  • •Close reading & discussion: “The 5 •Close reading & discussion: “The 7 •Close reading & discussion: “The Chimney Sweeper” & “Nurses Song” Sick Rose” & “The Fly” Tyger”•Voice and Viewpoint •Metaphor •Rhyme & metre•Information Literacy: primary •Information Literacy: Influenced by •Close reading & discussion: •Mid-point qualitative evaluation “London” documents (newspapers, periodicals) •Journal prompt: Evaluation. Blake—bibliographical research &•Journal Prompt: Based on your creating a bibliography. •Journal prompt: Appropriate a “text” Create a visualization (metaphor) from the bulletin board and re-mix reading of primary sources, create a for the research process and/or your •Journal Prompt: We’ve seen how text from the viewpoint of someone others have created works inspired it. Make sure to credit your peers! living during the period of 1789- experience thus far in the program. by works of Blake. Appropriate an •Information literacy: Citation 1803. Think about challenges and goals. image (visual or literary) from one of manuals, intellectual property & •Information literacy: Evaluating the poems we haven’t read as a appropriation. resources, credibility in the research group, and create your own “text.” process, a democratic discussion. 4 6

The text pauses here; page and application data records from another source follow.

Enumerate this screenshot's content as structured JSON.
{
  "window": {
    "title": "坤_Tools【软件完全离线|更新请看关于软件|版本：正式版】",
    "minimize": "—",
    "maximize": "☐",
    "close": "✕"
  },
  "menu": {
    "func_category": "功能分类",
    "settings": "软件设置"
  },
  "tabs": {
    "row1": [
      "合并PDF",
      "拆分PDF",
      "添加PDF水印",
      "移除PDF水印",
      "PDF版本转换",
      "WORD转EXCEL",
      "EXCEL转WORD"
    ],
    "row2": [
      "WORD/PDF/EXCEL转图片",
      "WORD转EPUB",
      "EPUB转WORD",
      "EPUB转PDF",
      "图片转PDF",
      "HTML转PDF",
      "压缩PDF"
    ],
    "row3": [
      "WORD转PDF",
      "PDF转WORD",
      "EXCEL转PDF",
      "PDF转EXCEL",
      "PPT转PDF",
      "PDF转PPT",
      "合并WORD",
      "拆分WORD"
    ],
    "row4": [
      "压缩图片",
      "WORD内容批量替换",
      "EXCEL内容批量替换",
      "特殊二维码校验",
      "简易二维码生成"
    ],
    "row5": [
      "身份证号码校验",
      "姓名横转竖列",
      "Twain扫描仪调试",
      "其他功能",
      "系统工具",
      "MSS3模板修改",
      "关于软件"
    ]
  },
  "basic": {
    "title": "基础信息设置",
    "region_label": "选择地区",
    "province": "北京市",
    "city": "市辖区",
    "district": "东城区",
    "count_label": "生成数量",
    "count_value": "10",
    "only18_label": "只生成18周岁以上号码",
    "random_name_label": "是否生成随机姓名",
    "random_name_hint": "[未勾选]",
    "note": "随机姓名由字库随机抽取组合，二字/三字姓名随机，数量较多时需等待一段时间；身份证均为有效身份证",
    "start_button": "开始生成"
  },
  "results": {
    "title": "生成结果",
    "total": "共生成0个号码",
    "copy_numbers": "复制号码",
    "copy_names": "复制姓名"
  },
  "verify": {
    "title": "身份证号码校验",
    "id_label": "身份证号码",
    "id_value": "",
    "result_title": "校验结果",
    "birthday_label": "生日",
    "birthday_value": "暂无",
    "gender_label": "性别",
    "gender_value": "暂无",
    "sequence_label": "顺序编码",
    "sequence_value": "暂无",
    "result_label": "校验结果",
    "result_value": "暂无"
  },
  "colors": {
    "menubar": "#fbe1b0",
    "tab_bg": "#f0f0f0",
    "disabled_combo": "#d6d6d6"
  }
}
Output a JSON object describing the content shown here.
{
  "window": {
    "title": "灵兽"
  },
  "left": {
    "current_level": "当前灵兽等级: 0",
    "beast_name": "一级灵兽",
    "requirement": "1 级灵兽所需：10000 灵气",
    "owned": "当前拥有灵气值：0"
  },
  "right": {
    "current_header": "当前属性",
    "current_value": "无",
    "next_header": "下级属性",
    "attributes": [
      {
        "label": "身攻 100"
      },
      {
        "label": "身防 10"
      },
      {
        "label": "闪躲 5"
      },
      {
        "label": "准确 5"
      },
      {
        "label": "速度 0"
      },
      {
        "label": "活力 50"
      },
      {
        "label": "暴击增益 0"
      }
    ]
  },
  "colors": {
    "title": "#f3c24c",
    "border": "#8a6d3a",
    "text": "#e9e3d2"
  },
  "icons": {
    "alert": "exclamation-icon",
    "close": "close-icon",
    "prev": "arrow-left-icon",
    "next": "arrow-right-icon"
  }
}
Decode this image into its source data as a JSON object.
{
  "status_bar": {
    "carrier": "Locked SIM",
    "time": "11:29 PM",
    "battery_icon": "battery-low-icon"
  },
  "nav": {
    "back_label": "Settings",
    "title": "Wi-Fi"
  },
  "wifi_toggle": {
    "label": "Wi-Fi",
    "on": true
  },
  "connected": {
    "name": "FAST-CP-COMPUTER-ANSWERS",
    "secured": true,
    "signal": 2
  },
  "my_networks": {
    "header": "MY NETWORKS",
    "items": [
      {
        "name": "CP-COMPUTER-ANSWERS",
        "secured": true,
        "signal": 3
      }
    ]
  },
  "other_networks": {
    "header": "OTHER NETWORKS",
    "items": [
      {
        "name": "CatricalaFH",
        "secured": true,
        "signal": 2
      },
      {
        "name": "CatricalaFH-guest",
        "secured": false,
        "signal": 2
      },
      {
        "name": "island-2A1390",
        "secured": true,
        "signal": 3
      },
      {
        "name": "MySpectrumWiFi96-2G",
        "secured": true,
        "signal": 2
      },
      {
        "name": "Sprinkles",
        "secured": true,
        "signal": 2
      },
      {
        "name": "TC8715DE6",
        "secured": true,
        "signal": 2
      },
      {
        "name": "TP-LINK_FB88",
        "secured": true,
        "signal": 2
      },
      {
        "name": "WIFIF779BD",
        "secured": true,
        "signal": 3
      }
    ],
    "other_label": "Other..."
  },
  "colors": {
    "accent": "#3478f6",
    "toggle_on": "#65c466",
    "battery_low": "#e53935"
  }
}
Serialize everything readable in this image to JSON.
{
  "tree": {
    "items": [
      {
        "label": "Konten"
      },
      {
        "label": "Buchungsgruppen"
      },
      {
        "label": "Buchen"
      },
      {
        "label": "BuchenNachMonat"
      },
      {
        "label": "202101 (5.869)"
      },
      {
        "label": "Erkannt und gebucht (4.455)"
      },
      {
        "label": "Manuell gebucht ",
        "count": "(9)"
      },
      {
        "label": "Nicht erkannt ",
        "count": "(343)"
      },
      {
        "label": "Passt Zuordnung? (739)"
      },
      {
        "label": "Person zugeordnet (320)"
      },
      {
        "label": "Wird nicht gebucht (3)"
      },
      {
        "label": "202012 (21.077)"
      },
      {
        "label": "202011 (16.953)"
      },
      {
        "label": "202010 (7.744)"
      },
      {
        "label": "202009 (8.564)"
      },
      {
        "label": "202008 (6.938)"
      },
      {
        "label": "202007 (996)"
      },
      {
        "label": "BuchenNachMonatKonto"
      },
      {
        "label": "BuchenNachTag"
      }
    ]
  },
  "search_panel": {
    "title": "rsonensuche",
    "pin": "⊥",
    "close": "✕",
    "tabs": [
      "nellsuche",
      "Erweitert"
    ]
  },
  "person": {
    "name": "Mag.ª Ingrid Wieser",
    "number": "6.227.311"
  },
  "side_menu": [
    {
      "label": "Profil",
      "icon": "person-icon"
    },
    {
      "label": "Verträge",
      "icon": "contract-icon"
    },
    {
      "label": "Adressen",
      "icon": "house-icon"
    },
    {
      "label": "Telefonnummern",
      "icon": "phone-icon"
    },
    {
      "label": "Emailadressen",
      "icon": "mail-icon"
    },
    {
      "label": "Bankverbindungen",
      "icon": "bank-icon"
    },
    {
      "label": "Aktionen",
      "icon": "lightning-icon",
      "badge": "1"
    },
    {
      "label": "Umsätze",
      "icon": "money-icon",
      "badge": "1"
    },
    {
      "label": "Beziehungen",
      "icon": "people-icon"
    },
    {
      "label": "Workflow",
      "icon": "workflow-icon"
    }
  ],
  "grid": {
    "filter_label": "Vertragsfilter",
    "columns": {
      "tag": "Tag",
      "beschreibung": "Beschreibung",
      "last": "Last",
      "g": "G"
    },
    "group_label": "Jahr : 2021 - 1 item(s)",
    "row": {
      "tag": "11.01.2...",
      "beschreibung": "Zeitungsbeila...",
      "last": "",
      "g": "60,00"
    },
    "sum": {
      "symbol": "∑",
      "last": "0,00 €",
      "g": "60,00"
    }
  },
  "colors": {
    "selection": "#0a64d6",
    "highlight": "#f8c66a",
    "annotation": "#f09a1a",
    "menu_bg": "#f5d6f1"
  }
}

  • •Close reading & discussion: “The 9 •Close reading & discussion: “The Human Abstract” Voice of the Ancient Bard”•Revision and creative process: Guest •Sharing reflections with the speaker •Close reading & discussion: “The group/read-around•Journal Prompt: Choose a piece and Human Abstract” challenge yourself to revise it. •Information Literacy: Evaluation of •Journal Prompt: Reflective self- the program/instruction.•Information Literacy: Distribution of evaluation of progress and thoughts •Preparation for exhibition information, Blake’s era vs. today, issues of accessibility, credibility, control. on the program. Thinking about zine’s contribution to the •Peer revision & self-curating (zine) collection & what collection development •Information Literacy: Continued use means. of dictionaries & thesauri. 8 10
  • • converting content into conversations • promoting resource sharing & collaborative production • strengthening partnership between library & community
  • • surveys • interviews•observed level of participation in discussion, research, and production • enrollment, circulation, and transaction statistics
  • Blake, W. (1984). Songs of experience: Facsimile reproduction with 26 plates in full color. New York: Dover. Dewey, J. (1938). Experience & Education. The Kappa Delta Pi lecture series, [no. 10]. New York: Macmillan. Jacobs, H. L. M. (2008). Information Literacy and Reflective Pedagogical Praxis. Journal of Academic Librarianship, 34(3). Kent, R. (1997). Room 109: The promise of a portfolio classroom. Portsmouth, NH: Boynton/Cook-Heinemann. Lave, J. & Wenger, E. (1991). Legitimate Peripheral Participation. In Situated Learning: Legitimate Peripheral Participation. New York: Cambridge UP.Rosenblatt, L. M. (1994). The reader, the text, the poem: The transactionaltheory of the literary work. Carbondale: Southern Illinois University Press.